For anybody who might have missed it, peel through the results of the men’s 200 free relay between Virginia and Duke from this weekend in Durham, and you might notice some unfamiliar names on the Cavaliers’ ‘E’ relay.
Carl Buergler, Colby Shinholser, Jordan Sacks, and JB Kolod combined for a 1:41.41 (averaging 25.3′s). In normal circumstances, that would be a laughable time for a major Division I program; in these circumstances chalk me up as impressed. That’s because those four are all divers. The splits included a 23.42 leadoff from Carl Buergler and a 24.54 anchor from JB Kolod. (Shinholser’s goggles fell off, and he still split a 26).
For those who have never tried putting their divers in a race (though, we’ll see it from time-to-time in intrasquad meets where points and lane-fillers are at a premium), those are pretty impressive times. Especially Buergler’s 23.42.
Kolod himself could (should) be an All-American on the boards, and his obvious athleticism will play a factor in that. I swam for two years with a swimmer/diver in high school, though at that point his swimming took off to the point where it was no longer worth burning an individual event on diving. I coach a diver who this year has begun coming to swim practice and has swum a few races for us as well (and scored a few points, at that).
For anyone who would brush this off as unimpressive, don’t underestimate the value of divers stepping up like this on the psyche of a team. That’s the sort of thing that can really build the “team-first” mentality and show unification between two groups that can sometimes be at odds.

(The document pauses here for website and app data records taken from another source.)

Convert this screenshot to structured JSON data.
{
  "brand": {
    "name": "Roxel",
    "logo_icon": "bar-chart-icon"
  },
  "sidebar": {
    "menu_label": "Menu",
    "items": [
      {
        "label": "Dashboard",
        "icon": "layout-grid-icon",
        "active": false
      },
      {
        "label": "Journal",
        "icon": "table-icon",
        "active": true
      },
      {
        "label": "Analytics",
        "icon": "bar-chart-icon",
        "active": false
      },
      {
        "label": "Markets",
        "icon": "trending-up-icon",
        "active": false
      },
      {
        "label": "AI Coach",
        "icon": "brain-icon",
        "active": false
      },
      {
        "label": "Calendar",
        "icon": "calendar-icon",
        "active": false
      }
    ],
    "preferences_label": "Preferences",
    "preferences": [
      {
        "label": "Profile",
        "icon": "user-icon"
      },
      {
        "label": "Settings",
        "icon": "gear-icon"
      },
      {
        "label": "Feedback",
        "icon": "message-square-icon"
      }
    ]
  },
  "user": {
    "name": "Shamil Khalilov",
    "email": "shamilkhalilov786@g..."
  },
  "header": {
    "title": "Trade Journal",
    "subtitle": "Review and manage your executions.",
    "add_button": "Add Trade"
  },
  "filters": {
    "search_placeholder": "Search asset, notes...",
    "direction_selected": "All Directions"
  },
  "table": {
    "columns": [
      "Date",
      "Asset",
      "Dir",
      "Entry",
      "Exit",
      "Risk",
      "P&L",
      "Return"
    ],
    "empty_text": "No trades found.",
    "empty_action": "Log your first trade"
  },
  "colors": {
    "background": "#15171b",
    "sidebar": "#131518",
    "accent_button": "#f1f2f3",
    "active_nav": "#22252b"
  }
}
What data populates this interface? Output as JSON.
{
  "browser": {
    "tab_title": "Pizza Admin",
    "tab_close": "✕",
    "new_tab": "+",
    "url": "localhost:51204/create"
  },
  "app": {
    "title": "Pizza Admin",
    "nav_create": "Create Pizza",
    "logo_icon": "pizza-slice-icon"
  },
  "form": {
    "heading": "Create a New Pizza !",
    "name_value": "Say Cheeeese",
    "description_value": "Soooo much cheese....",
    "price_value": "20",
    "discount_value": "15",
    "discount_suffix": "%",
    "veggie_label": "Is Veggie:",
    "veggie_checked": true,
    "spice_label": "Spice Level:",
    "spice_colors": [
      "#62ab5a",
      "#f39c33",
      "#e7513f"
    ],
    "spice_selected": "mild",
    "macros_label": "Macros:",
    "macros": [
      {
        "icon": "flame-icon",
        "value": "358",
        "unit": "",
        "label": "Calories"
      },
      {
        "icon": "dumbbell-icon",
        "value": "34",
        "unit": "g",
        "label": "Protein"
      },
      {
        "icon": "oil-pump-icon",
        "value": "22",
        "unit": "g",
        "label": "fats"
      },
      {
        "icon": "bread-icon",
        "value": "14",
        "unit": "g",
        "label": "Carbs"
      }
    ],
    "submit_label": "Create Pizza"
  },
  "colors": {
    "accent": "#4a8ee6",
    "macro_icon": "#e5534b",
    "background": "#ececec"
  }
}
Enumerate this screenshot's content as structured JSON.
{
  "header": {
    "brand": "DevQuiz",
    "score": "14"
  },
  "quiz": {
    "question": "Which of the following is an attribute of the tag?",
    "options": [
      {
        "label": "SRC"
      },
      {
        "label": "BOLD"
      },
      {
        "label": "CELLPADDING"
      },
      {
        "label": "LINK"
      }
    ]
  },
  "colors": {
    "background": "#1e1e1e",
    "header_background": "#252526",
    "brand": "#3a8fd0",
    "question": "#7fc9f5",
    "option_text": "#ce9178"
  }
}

Virginia would win the dual meet 153-140 after exhibitioning the last several races.